After hosting 16 socially distanced concerts from April to August 2020 on South East Avenue just outside Roots headquarters, husband and wife Fayetteville Roots Festival founders Bryan and Bernice Hembree made a discovery
“We were like, ‘Wow, what if we could turn the street into an amphitheater,’ says Bryan Hembree. “We did this out of caution. … We realized that sometimes you make lemonade with lemons. And it’s kind of our lemonade party.
On the weekend of June 17-19, the Hembrees will host Roots on the Avenue on this same street – which functions almost naturally as an amphitheater.
“Friday night, Iris Dement is headlining,” enthuses Hembree. “Iris has performed at the festival before – she performed in 2013. She’s a legend of the folk scene.” He adds that in 2013, Dement was so pleased with the work Fayetteville Roots was doing — promoting roots music and using profits to fight food insecurity — that she donated her salary for the show to the charity. non-profit.
“We made some very good friends. And we have been trying to bring her back for several years,” adds Hembree. Opening for Dement on June 17 is Canadian-American folk musician Ana Egge. “Ana also sits with [Dement] and plays with his band.
June 18 will feature Joy Clark and Lauren Napier of Nashville’s Black Opry Revue. Audiences will have seen Clark on stage more recently with Allison Russell, but the New Orleans-based guitarist and singer has her own presence. She will share her sweet country blues sound on June 18, then return on June 19 with Jett Holden. (Watch for her song “Taxidermy.” And her cover of Brandi Carlisle’s “The Joke” will give you goosebumps.)
“Black Opry as an organization is trying to change people’s attitudes and opinions about black artists doing country and roots music that you may not have heard of,” Hembree explains. The organization started as a website as a “[h]ome for black artists and black fans of country, blues, folk and American music,” but he also has a band that performs under the name Black Opry Revue.
Also on June 18, Leyla McCalla. She is a Haitian-American folk singer who is a solo musician also known for her work with The Chocolate Drops and Our Native Daughters, along with fellow banjo players Amythyst Kiah, Allison Russell and Rhiannon Giddens. McCalla is featured on the next page for her recent critically acclaimed album, “Breaking the Thermometer,” written from the archives of Radio Haiti. The Guardian recently named it one of the best albums of the year.

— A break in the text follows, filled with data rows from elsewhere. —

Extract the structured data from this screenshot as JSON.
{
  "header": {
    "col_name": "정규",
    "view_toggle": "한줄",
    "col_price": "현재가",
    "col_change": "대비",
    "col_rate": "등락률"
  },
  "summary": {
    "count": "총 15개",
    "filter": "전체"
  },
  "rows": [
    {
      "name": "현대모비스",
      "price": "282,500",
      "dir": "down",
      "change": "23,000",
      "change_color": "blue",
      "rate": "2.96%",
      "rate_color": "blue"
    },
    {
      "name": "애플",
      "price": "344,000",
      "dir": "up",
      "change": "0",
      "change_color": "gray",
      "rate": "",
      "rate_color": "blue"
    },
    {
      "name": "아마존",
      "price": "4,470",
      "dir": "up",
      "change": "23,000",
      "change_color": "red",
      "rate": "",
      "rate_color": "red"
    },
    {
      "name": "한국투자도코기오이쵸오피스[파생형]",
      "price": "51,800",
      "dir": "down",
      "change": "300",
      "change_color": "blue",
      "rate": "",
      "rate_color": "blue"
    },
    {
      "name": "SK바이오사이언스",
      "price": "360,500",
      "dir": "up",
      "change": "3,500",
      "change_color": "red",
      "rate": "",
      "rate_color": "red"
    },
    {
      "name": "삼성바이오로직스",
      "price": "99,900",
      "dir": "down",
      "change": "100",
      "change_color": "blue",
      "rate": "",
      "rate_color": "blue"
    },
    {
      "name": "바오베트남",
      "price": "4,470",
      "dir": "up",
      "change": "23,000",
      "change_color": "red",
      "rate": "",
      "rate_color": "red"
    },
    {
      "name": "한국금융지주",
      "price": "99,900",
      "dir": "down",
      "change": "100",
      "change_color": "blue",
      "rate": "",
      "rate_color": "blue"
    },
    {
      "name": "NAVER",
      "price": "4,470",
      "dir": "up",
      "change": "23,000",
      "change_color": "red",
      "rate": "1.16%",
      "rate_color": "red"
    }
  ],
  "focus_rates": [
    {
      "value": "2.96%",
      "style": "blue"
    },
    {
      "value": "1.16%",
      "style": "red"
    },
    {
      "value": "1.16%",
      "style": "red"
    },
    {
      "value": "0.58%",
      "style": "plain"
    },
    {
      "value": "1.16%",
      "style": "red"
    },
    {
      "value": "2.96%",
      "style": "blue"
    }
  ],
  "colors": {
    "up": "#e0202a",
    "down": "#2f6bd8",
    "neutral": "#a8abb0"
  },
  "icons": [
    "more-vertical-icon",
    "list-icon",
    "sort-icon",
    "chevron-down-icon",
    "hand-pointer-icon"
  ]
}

“You have to listen to Leyla. Leyla is not background music,” says Hembree. “It’s a lesson in history and culture. And the Fayetteville audience does that. One of our slogans is “Listen here”. It means listening, but also you’re going to hear something, you’re going to learn something… And Leyla embodies that. She’s there to play her music, but she’s also there as an ambassador for the Haitian diaspora. It’s so powerful.
Folk supergroup Bonny Light Horseman will close the festival on June 19. The group consists of Eric D. Johnson of Fruit Bats and the Shins, Josh Kaufman of The National and Josh Ritter and Anais Mitchell — the author of the award-winning film “Hadestown” and another friend of the Hembrees.
“One thing that’s cool about it is that ‘Hadestown’ is coming to the Walton Art Center in May,” enthuses Hembree. “Isn’t it cool that we can see, hear and experience the writer and creator before this?”
Shows like this align with the mission of Roots HQ. Hembree says they aim to help listeners find “multiple paths to music,” regardless of genre. That’s why they chose the nickname “Roots” rather than folk, country, blues, etc. Thus, the historic doors of Guisinger’s House of Music remain open to all kinds of storytellers and melodics.
“We see what we do musically as a broad palette – we want it to be inclusive, and people feel like, hey, there’s a bit of something that I’m into, but there’s also something that I find out here,” Hembree said. And this offer extends beyond their festivals. They host open shows and jam sessions year-round at their location and throughout Northwest Arkansas. Plus, they provide resources to local musicians from their history-filled HQ on the corner of South East Avenue and Mountain Street. Their mission also includes a culinary angle which will be highlighted again during Roots on the Avenue. Inside the Roots headquarters there will be bar and food areas during the weekend of June 17-19.
“You can come here and have a drink and then go to the show or cool off here if you need to,” says Hembree. WoodStone Pizza will provide food by the slice and chef prepared snacks will be available for all three days.
Roots on the Avenue
WHEN — June 17-19
WHERE – South East Avenue just outside the Roots headquarters in Fayetteville
COST — $50 to $150
INFO — fayettevilleroots.org/ontheavenue